After dinner, we hit Grassmarket for a drink. The pub we chose brought in a mixed crowd of all ages and plenty of dancing. Along with some U.S. hits, we heard Scottish pop and the traditional, Loch Lomand (at which point the ladies in the adjacent booth helped us out of our seats, making sure we sang along, like everyone else in the pub).
Saturday: A lot of climbing...
As we stepped out of our taxi Saturday morning, the driver pointed to a faint path along a steep green hillside, assuring us it was the way up to Arthur's Seat. The climb was steep, but manageable, until the lush grass became slick cobbled stone and then jagged rock. I stopped at a three-foot rock formation, unsure whether to choose the muddy path along the edge of the mountain or the steep red rocks straight ahead. I grasped onto the grooves into the red rock and used my hands to pull myself up, about another six feet up. At the top sits a white stone monument, as legend has it, the seat of the famous King Arthur. I didn't take too close of a look for fear that loosening my grip of the rock would allow one of the gusts of wind to blow me straight down the rocks. But, the view of the city and countryside was unmatched.
Safely at the bottom, my friends and I agreed we felt like we had been run over by a bus (I blame the wind). But, we pressed on. At the foot of the hill, we ran into the Palace of Holyroodhouse, the Scottish palace of the crown of Great Britain. Luckily the Queen was not home, so we could take a peek inside. Although a bit smaller than Windsor or Buckingham, the soft green and pink tea rose dining room was by far my favorite royal decorating I have seen.
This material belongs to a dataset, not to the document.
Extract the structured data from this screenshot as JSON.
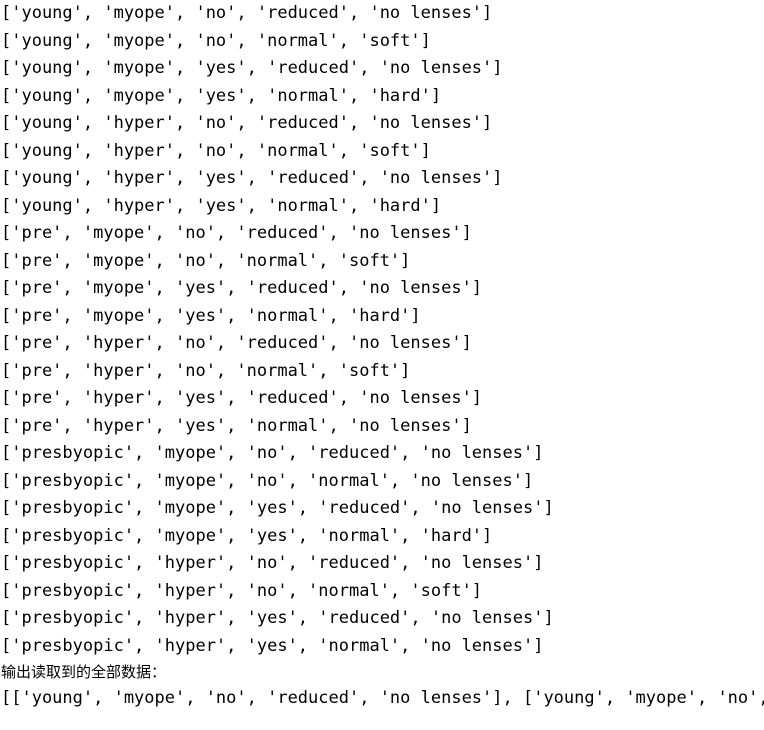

Determined not to let sore feet get in the way, we continued on the day's agenda and trekked up to Calton Hill, the site of a monument to Lord Nelson and a monument to the Greeks (the start of a Parthenon replica, but never completed because the city supposedly ran low on funds). Over the rest of the afternoon, we stopped for a needed tea break, some shopping, a boy who juggled flaming batons and knives and a traditional Scottish bagpiper.
After dinner, we polished our literary caps on a literary pub crawl led by an Edinburgh author and book researcher. Although about ready to crawl through the tour, we held our heads high and ordered a drink at the favorite hang-outs of Ian Ranking, one of Scotland's bestselling mystery authors, the classic Sir Walter Scott and Robert Burns. In between drinks, we saw the hall in Edinburgh University where Sir Arthur Conan Doyle, James Barrie and David Hume studied and the home of Scottish poet, Robert Burns. We learned where Barrie came across the name "Wendy" and where the inspiration for Sherlock Holmes comes from. We also figured out why so many thriller ghost stories come from Edinburgh. Once the sun sets, the aging stones, covered in centuries of dirt take on a spooky look.
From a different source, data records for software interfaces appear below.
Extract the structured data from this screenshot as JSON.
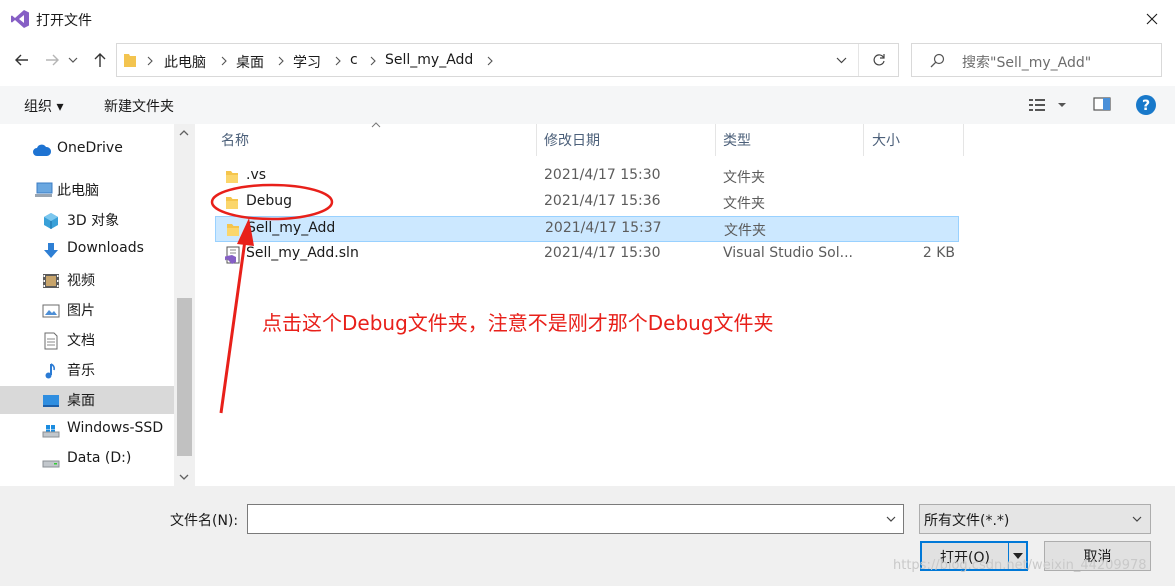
{
  "window": {
    "title": "打开文件"
  },
  "nav_buttons": {
    "back": "back-arrow",
    "forward": "forward-arrow",
    "up": "up-arrow"
  },
  "breadcrumb": [
    "此电脑",
    "桌面",
    "学习",
    "c",
    "Sell_my_Add"
  ],
  "search": {
    "placeholder": "搜索\"Sell_my_Add\""
  },
  "toolbar": {
    "organize": "组织 ▾",
    "new_folder": "新建文件夹"
  },
  "sidebar": {
    "items": [
      {
        "label": "OneDrive",
        "icon": "cloud-icon"
      },
      {
        "label": "此电脑",
        "icon": "computer-icon"
      },
      {
        "label": "3D 对象",
        "icon": "3d-objects-icon"
      },
      {
        "label": "Downloads",
        "icon": "download-icon"
      },
      {
        "label": "视频",
        "icon": "video-icon"
      },
      {
        "label": "图片",
        "icon": "pictures-icon"
      },
      {
        "label": "文档",
        "icon": "documents-icon"
      },
      {
        "label": "音乐",
        "icon": "music-icon"
      },
      {
        "label": "桌面",
        "icon": "desktop-icon",
        "selected": true
      },
      {
        "label": "Windows-SSD",
        "icon": "drive-icon"
      },
      {
        "label": "Data (D:)",
        "icon": "drive-icon"
      }
    ]
  },
  "columns": {
    "name": "名称",
    "modified": "修改日期",
    "type": "类型",
    "size": "大小"
  },
  "files": [
    {
      "name": ".vs",
      "modified": "2021/4/17 15:30",
      "type": "文件夹",
      "size": "",
      "icon": "folder-icon"
    },
    {
      "name": "Debug",
      "modified": "2021/4/17 15:36",
      "type": "文件夹",
      "size": "",
      "icon": "folder-icon"
    },
    {
      "name": "Sell_my_Add",
      "modified": "2021/4/17 15:37",
      "type": "文件夹",
      "size": "",
      "icon": "folder-icon",
      "selected": true
    },
    {
      "name": "Sell_my_Add.sln",
      "modified": "2021/4/17 15:30",
      "type": "Visual Studio Sol...",
      "size": "2 KB",
      "icon": "vs-solution-icon"
    }
  ],
  "annotation": "点击这个Debug文件夹，注意不是刚才那个Debug文件夹",
  "bottom": {
    "filename_label": "文件名(N):",
    "filename_value": "",
    "filter": "所有文件(*.*)",
    "open": "打开(O)",
    "cancel": "取消"
  },
  "watermark": "https://blog.csdn.net/weixin_44209978",
  "colors": {
    "accent": "#0078d7",
    "selection": "#cce8ff",
    "annotation": "#e8201a"
  }
}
Sunday: Back home to London...
We dragged ourselves out of bed on Sunday morning in just enough time to devour breakfast and catch our train back to London. With school work to catch up on and tired toes, the four-hour journey felt like stolen time. In the early afternoon sun, we caught a long glimpse of the Firth of Forth, the large bay that empties into the North Sea, rolling green hills and plenty of sheep.
We got back to King's Cross early evening, walked back to our flat and made it home in time for dinner (thank goodness for canned goods).